##### RECORDS FOR THIS TASK
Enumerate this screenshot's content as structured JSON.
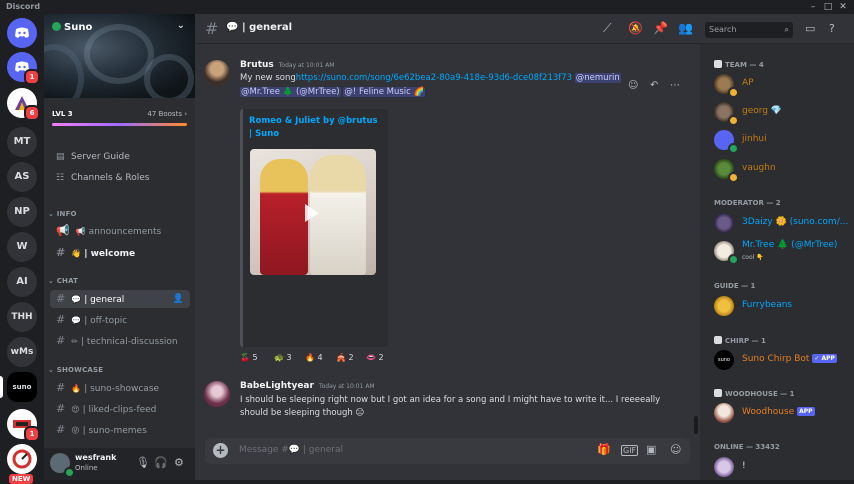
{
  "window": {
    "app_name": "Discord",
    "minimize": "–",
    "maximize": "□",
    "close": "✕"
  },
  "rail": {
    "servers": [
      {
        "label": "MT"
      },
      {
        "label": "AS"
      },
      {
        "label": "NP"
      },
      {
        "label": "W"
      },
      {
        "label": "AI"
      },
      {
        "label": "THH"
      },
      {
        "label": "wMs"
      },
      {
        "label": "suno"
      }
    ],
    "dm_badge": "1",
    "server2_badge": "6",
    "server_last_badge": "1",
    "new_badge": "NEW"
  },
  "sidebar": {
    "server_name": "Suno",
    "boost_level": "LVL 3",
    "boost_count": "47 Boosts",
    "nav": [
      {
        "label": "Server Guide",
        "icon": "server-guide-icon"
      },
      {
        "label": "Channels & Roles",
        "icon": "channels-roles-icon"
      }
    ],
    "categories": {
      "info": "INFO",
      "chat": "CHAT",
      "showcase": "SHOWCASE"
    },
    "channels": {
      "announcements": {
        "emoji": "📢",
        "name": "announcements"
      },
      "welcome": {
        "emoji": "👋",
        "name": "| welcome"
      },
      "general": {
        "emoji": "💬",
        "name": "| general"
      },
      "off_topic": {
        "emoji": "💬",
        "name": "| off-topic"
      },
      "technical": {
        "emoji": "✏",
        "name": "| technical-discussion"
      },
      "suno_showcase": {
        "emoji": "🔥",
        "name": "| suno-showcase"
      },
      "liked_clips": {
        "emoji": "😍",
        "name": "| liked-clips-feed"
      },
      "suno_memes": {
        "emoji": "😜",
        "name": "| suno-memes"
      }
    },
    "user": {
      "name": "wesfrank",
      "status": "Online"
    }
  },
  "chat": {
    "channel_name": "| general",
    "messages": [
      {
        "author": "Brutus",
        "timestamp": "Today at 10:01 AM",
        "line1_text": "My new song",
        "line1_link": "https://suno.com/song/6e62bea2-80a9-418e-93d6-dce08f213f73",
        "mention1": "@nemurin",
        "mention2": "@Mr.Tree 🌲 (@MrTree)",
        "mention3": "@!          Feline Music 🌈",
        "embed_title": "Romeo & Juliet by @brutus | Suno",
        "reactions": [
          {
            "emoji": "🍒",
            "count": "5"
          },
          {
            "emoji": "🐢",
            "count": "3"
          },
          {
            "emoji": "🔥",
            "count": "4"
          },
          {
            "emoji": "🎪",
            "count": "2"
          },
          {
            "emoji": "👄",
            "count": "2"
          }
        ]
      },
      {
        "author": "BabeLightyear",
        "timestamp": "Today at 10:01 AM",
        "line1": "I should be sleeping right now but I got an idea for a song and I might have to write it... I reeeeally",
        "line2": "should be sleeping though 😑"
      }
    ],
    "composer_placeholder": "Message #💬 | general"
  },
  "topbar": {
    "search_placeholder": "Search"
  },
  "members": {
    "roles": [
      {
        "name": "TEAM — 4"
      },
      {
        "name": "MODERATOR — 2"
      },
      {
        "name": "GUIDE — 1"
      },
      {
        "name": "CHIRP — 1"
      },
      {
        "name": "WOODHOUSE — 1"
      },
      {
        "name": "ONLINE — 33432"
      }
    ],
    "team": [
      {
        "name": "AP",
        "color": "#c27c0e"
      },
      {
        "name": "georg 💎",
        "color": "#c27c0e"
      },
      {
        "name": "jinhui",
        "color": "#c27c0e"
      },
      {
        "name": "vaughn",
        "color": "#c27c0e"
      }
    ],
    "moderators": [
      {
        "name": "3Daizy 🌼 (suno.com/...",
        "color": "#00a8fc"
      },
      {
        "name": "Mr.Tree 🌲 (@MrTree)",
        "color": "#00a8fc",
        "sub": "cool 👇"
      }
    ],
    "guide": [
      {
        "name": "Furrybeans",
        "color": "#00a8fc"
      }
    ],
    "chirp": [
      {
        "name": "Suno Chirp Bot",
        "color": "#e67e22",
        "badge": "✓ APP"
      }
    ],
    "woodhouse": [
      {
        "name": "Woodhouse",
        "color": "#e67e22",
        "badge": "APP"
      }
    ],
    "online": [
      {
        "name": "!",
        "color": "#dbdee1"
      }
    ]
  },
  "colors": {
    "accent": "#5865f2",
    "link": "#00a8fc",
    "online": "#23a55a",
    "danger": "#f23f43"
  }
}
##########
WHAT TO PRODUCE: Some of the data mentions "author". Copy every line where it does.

SOLUTION TO THE EXERCISE:
        "author": "Brutus",
        "author": "BabeLightyear",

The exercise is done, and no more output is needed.